Behold a Pale Horse
Chances are individuals like Alex Jones, QAnon, and even Donald Trump would not have manifested the way they have without the influence of Bill Cooper and his book Behold a Pale Horse , which, 27 years after it was first published in , remains the primer of the new American paranoid canon. Nova at his sidewalk table across from the world-famous Apollo Theater. Nova, a tall and sleek man now in what looks to be his early 40s, has always stuck with books.
Behold a Pale Horse: Exposing the New World Order

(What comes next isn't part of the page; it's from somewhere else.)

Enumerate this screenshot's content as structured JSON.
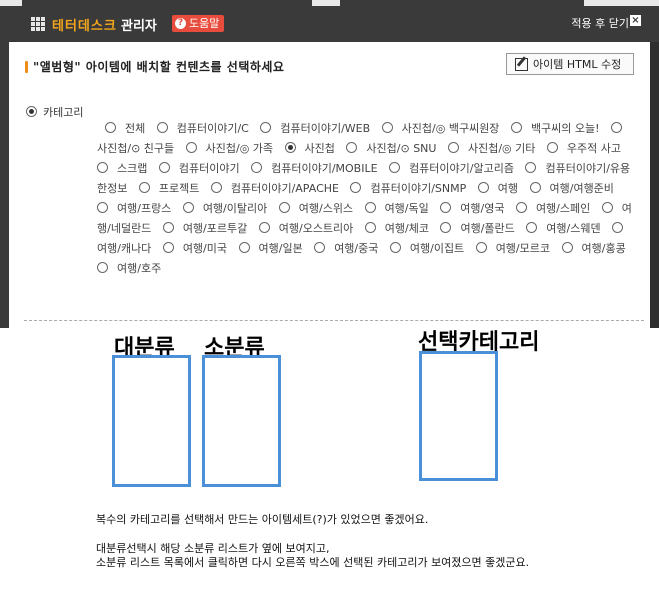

Little is known about Cooper's background and education, beyond the information supplied in his own accounts. Cooper expanded the speculations of earlier conspiracists by incorporating government involvement with extraterrestrials as a central theme. From until November , broadcast his radio show, The Hour of the Time , via satellite hookups and shortwave frequencies from a studio in is house at 96 North Clearview Circle, atop a hill in the small White Mountains town of Eagar, Arizona, 15 miles from the New Mexico border. Cooper produced and published Behold a Pale Horse in According to sociologist Paul Gilroy , Cooper claimed "an elaborate conspiracy theory that encompasses the Kennedy assassination, the doings of the secret world government, the coming ice age, and a variety of other covert activities associated with the Illuminati's declaration of war upon the people of America". Cooper caused a sensation in Ufology circles in when he claimed to have seen secret documents while in the Navy describing governmental dealings with extraterrestrials, a topic on which he expanded in Behold a Pale Horse. Cooper linked the Illuminati with his beliefs that extraterrestrials were secretly involved with the United States government, but later retracted these claims.
Mike Harvkey's novel In the Course of Human Events , just out in paperback, takes a scathing, provocative look at American extremism with the story of a regular man lured into the orbit of an extreme right-wing group and its charismatic leader. While researching his novel, Harvkey discovered the darker side of literature. Here's what he found. The last time I saw my best childhood friend, we got in a fight over a book. He was the first of us to drink, to smoke weed, snort crank; he wanted everything, in heaping helpings.